# [Required work]
Please state how many lines in the records below contain the word "label", giving only the number.
:::
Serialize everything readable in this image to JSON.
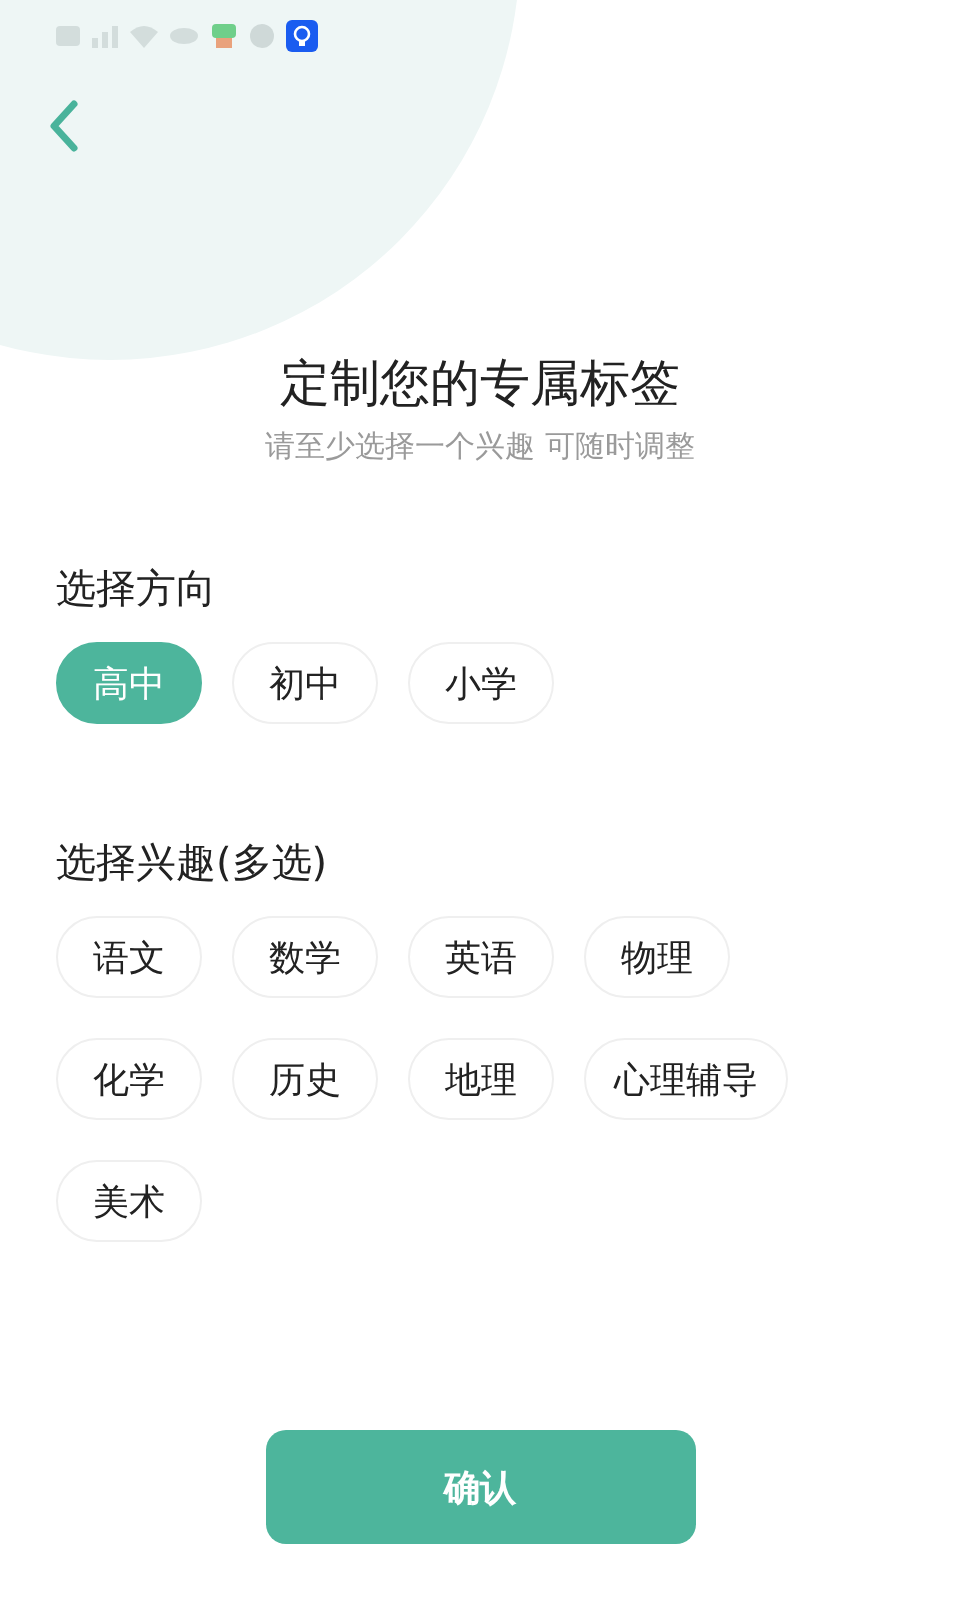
{
  "header": {
    "title": "定制您的专属标签",
    "subtitle": "请至少选择一个兴趣 可随时调整"
  },
  "direction": {
    "heading": "选择方向",
    "options": [
      {
        "label": "高中",
        "selected": true
      },
      {
        "label": "初中",
        "selected": false
      },
      {
        "label": "小学",
        "selected": false
      }
    ]
  },
  "interests": {
    "heading": "选择兴趣(多选)",
    "options": [
      {
        "label": "语文",
        "selected": false
      },
      {
        "label": "数学",
        "selected": false
      },
      {
        "label": "英语",
        "selected": false
      },
      {
        "label": "物理",
        "selected": false
      },
      {
        "label": "化学",
        "selected": false
      },
      {
        "label": "历史",
        "selected": false
      },
      {
        "label": "地理",
        "selected": false
      },
      {
        "label": "心理辅导",
        "selected": false
      },
      {
        "label": "美术",
        "selected": false
      }
    ]
  },
  "confirm_button": "确认"
}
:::
# [Response to the task]
12